• **TASK TO COMPLETE**
Your response should consist of one number, the count of lines below that contain "name".

+++ SUPPLIED MATERIAL +++

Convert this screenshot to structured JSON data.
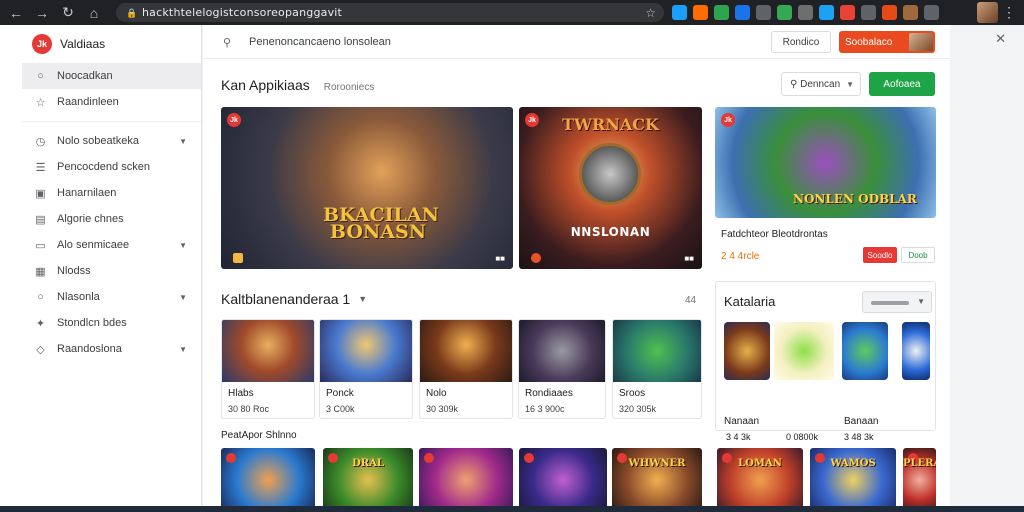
{
  "browser": {
    "url": "hackthtelelogistconsoreopanggavit",
    "extension_colors": [
      "#18a0fb",
      "#ff6d00",
      "#2ea44f",
      "#1a73e8",
      "#5f6368",
      "#34a853",
      "#6e6e6e",
      "#1da1f2",
      "#ea4335",
      "#5f6368",
      "#e64a19",
      "#9e6a3b",
      "#5f6368"
    ]
  },
  "sidebar": {
    "brand": "Valdiaas",
    "items": [
      {
        "label": "Noocadkan",
        "icon": "circle-icon",
        "active": true,
        "chevron": false
      },
      {
        "label": "Raandinleen",
        "icon": "star-icon",
        "active": false,
        "chevron": false
      },
      {
        "label": "Nolo sobeatkeka",
        "icon": "clock-icon",
        "active": false,
        "chevron": true
      },
      {
        "label": "Pencocdend scken",
        "icon": "list-icon",
        "active": false,
        "chevron": false
      },
      {
        "label": "Hanarnilaen",
        "icon": "gamepad-icon",
        "active": false,
        "chevron": false
      },
      {
        "label": "Algorie chnes",
        "icon": "document-icon",
        "active": false,
        "chevron": false
      },
      {
        "label": "Alo senmicaee",
        "icon": "folder-icon",
        "active": false,
        "chevron": true
      },
      {
        "label": "Nlodss",
        "icon": "grid-icon",
        "active": false,
        "chevron": false
      },
      {
        "label": "Nlasonla",
        "icon": "circle-icon",
        "active": false,
        "chevron": true
      },
      {
        "label": "Stondlcn bdes",
        "icon": "puzzle-icon",
        "active": false,
        "chevron": false
      },
      {
        "label": "Raandoslona",
        "icon": "tag-icon",
        "active": false,
        "chevron": true
      }
    ]
  },
  "topbar": {
    "search_text": "Penenoncancaeno lonsolean",
    "outline_button": "Rondico",
    "red_button": "Soobalaco"
  },
  "section": {
    "title": "Kan Appikiaas",
    "subtitle": "Rorooniecs",
    "dropdown": "Denncan",
    "green_button": "Aofoaea"
  },
  "heroes": [
    {
      "caption": "BKACILAN BONASN",
      "badge": "Jk"
    },
    {
      "top_caption": "TWRNACK",
      "bottom_caption": "NNSLONAN",
      "badge": "Jk"
    },
    {
      "caption": "NONLEN ODBLAR",
      "badge": "Jk",
      "title": "Fatdchteor Bleotdrontas",
      "price": "2 4 4rcle",
      "chip_red": "Soodlo",
      "chip_outline": "Doob"
    }
  ],
  "row2": {
    "title": "Kaltblanenanderaa 1",
    "more": "44",
    "cards": [
      {
        "name": "Hlabs",
        "meta": "30 80 Roc"
      },
      {
        "name": "Ponck",
        "meta": "3 C00k"
      },
      {
        "name": "Nolo",
        "meta": "30 309k"
      },
      {
        "name": "Rondiaaes",
        "meta": "16 3 900c"
      },
      {
        "name": "Sroos",
        "meta": "320 305k"
      }
    ]
  },
  "panel": {
    "title": "Katalaria",
    "items": [
      {
        "name": "Nanaan",
        "meta": "3 4 3k"
      },
      {
        "name": "",
        "meta": "0 0800k"
      },
      {
        "name": "Banaan",
        "meta": "3 48 3k"
      }
    ]
  },
  "row3": {
    "title": "PeatApor Shlnno",
    "tiles": [
      "",
      "DRAL",
      "",
      "",
      "WHWNER",
      "LOMAN",
      "WAMOS",
      "PLERA"
    ]
  }
}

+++

• **TASK RESPONSE**
8